Top of Data records
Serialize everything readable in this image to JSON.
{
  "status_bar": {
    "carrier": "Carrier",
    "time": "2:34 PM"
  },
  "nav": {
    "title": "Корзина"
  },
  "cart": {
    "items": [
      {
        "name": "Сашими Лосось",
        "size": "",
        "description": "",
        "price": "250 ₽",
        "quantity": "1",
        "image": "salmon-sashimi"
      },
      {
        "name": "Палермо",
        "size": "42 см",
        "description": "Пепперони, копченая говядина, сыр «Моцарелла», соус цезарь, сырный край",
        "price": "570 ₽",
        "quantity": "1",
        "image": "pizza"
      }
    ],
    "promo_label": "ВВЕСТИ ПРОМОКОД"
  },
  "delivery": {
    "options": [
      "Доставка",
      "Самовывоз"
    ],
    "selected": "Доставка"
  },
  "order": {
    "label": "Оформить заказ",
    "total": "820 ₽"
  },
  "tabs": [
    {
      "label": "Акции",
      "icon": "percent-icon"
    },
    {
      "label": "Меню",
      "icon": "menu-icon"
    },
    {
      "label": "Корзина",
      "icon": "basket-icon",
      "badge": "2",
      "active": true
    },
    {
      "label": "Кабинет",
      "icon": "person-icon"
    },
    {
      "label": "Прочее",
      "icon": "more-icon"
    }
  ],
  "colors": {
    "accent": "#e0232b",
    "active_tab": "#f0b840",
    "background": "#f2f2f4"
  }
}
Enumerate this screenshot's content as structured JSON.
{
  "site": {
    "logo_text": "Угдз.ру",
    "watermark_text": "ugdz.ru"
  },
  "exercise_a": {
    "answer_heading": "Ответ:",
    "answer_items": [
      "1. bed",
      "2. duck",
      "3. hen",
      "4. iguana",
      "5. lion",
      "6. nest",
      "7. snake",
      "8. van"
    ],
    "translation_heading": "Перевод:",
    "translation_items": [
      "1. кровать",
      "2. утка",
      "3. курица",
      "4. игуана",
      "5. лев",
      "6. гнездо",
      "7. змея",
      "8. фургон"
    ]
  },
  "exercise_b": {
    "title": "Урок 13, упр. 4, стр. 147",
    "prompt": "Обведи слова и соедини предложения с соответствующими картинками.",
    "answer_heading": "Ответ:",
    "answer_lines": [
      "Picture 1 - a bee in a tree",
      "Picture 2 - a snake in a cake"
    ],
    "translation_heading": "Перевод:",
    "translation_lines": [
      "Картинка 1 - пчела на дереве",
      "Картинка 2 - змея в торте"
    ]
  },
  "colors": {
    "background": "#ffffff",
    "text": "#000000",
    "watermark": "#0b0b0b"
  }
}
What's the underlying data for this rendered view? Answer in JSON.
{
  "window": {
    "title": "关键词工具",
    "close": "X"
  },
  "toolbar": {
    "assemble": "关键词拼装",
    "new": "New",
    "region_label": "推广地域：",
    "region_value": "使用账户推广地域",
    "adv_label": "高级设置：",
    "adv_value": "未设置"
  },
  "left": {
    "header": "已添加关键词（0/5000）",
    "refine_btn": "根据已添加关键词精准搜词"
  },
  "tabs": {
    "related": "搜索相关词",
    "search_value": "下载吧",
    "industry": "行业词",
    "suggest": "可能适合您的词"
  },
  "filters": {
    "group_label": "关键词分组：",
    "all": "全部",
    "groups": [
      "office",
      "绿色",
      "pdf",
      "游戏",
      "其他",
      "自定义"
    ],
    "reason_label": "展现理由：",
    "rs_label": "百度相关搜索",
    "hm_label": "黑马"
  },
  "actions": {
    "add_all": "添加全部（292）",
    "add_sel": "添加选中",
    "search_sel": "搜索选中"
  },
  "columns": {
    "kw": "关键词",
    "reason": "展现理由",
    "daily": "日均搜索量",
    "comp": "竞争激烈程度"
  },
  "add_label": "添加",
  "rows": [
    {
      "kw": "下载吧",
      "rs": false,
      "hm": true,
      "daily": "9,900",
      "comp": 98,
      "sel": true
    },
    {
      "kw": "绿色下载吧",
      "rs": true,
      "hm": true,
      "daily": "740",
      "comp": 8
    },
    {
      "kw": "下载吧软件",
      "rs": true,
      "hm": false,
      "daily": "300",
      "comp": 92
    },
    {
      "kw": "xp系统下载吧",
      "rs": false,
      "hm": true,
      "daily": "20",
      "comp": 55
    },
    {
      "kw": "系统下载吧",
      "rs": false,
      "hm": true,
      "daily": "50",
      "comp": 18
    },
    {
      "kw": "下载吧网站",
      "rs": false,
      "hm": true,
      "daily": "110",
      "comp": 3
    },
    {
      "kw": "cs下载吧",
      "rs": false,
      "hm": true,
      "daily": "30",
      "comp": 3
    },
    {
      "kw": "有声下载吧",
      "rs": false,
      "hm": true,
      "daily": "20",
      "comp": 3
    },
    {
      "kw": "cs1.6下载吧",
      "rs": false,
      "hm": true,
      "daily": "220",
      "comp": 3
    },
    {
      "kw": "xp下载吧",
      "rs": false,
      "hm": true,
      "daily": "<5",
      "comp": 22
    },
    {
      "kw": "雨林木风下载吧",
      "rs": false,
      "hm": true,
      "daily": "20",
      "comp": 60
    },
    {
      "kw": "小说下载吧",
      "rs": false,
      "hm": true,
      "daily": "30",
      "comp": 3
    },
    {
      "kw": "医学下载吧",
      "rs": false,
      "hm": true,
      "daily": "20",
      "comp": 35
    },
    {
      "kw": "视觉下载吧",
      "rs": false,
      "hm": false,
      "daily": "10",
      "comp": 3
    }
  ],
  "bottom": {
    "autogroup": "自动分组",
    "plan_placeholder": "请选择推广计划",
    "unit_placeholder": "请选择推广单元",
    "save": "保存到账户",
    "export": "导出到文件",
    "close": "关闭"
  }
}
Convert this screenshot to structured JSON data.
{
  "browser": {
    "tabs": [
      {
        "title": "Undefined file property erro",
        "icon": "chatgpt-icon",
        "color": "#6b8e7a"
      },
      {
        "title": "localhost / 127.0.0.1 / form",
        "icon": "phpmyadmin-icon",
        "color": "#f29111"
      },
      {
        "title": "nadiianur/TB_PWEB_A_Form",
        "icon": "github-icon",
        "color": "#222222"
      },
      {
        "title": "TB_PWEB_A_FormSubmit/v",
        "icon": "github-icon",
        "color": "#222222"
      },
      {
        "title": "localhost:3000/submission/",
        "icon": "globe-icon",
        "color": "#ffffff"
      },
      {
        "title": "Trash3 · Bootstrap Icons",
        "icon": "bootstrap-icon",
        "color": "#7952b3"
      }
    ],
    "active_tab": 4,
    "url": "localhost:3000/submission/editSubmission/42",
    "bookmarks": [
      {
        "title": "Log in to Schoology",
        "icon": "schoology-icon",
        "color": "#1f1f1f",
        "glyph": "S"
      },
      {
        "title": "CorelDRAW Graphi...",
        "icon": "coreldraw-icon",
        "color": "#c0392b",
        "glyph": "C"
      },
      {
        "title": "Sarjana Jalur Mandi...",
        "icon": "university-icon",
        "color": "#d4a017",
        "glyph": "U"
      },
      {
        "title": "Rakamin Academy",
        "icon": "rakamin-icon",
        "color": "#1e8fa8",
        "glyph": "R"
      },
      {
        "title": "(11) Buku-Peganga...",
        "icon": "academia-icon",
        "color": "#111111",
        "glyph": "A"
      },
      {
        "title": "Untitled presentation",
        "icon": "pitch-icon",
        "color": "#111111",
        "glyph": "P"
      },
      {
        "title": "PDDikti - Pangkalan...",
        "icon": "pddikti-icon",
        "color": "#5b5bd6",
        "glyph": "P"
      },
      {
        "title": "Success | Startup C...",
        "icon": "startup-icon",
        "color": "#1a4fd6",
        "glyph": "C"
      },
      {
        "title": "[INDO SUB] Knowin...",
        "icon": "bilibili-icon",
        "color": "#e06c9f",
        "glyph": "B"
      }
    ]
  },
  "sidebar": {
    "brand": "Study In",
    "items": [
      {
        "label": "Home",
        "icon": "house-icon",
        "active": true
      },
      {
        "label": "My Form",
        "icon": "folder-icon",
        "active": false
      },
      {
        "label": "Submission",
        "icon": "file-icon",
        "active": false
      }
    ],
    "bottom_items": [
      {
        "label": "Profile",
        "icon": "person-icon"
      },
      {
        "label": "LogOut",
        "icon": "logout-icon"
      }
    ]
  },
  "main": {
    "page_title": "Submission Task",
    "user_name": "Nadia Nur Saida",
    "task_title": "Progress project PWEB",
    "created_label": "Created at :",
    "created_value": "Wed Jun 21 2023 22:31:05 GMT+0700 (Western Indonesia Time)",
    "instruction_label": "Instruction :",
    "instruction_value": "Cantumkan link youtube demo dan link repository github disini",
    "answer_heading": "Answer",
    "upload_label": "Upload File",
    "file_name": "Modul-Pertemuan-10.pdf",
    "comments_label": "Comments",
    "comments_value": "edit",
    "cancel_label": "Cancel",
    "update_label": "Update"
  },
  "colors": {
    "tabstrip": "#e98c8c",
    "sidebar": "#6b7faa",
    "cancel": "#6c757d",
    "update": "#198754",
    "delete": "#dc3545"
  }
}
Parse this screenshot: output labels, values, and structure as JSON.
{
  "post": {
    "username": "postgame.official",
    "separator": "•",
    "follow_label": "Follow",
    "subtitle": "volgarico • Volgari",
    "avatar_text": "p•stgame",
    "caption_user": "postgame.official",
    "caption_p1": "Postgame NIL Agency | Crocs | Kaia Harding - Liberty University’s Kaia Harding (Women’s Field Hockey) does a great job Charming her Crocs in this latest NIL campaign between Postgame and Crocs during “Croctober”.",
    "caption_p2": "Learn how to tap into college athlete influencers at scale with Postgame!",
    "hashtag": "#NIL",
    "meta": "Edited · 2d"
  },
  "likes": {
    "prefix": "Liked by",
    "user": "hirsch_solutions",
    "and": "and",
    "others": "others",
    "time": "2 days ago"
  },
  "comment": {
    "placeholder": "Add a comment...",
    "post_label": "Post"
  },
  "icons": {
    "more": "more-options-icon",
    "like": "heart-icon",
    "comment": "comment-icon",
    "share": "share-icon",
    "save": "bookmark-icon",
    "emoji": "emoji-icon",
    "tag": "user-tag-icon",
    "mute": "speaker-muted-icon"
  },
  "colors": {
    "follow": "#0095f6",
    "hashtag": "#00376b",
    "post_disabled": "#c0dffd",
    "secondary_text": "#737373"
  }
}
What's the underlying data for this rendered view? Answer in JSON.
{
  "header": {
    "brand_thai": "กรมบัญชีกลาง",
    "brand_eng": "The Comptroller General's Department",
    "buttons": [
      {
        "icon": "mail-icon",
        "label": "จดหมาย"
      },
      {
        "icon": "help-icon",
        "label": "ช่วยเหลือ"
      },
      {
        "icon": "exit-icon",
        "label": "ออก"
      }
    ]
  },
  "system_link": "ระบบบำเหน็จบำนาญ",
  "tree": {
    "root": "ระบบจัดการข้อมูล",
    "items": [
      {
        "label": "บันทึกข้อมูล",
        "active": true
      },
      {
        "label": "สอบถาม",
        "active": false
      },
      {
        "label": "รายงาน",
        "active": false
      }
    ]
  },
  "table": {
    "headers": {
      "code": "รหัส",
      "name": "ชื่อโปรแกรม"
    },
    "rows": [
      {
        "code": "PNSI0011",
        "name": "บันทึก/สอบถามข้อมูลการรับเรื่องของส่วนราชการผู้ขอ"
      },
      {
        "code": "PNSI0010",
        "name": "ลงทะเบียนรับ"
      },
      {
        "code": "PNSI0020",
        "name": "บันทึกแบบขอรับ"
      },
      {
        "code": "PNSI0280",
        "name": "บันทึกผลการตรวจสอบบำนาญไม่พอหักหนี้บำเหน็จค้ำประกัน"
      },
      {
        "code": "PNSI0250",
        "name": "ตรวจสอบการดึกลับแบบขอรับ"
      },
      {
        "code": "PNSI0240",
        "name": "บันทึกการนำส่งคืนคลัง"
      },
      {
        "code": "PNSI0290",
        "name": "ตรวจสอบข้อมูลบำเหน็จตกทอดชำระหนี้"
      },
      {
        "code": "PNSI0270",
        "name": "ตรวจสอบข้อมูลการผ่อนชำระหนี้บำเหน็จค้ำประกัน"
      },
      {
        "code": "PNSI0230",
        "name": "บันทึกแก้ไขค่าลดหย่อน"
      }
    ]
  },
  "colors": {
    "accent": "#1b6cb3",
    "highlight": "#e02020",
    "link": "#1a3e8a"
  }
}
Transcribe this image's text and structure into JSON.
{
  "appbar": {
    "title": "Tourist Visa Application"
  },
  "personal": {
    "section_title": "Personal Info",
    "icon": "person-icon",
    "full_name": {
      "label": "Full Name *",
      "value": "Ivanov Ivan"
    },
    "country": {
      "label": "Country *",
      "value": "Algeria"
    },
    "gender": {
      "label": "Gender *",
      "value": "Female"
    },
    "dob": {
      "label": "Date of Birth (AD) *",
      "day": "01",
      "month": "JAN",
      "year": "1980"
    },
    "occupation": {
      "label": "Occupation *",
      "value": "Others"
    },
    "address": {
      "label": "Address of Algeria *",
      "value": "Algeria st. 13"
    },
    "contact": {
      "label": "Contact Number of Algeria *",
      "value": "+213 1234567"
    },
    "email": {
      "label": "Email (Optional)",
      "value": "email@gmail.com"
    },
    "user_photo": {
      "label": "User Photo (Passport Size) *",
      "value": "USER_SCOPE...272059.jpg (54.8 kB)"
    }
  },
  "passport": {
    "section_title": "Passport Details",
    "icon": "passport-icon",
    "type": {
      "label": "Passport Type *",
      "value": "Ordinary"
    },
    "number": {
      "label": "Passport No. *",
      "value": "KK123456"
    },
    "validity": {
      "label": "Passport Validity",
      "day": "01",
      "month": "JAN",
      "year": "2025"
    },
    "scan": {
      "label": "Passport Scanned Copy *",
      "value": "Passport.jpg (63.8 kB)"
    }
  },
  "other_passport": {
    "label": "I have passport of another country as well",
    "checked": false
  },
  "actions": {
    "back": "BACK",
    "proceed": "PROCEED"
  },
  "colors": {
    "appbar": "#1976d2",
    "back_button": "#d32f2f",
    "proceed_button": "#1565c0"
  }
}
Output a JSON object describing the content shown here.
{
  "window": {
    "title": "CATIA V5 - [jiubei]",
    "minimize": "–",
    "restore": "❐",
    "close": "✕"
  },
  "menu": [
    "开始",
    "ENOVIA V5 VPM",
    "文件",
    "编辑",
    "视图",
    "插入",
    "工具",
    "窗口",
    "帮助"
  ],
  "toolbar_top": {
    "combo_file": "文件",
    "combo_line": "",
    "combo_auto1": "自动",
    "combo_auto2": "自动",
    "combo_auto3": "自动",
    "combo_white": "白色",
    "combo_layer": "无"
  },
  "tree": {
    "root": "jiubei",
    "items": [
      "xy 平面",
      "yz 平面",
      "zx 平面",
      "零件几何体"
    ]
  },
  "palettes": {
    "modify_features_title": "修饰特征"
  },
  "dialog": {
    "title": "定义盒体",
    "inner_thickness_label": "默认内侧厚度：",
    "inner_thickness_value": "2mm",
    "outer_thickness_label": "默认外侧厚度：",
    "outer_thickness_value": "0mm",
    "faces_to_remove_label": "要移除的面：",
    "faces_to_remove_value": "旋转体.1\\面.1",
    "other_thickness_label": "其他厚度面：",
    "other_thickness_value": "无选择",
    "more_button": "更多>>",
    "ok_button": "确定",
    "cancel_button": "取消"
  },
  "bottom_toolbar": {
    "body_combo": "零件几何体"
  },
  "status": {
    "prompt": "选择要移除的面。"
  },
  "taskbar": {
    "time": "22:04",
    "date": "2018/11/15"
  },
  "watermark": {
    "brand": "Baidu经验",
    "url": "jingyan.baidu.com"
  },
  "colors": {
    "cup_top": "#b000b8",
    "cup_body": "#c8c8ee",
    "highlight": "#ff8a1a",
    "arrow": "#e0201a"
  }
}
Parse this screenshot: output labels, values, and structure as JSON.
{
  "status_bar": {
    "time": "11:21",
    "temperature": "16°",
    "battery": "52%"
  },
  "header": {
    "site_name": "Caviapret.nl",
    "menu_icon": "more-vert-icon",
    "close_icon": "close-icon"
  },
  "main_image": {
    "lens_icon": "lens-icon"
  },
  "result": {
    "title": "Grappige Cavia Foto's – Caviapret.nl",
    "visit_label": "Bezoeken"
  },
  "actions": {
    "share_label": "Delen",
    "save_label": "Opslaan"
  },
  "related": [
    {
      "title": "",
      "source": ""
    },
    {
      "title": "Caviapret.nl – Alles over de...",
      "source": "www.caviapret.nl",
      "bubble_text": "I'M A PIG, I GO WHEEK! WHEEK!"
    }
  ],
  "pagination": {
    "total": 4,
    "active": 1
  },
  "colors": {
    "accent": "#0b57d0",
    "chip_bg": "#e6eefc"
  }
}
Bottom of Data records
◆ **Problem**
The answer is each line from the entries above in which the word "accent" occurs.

◆ **Result of this exercise**
    "accent": "#e0232b",
    "accent": "#1b6cb3",
    "accent": "#0b57d0",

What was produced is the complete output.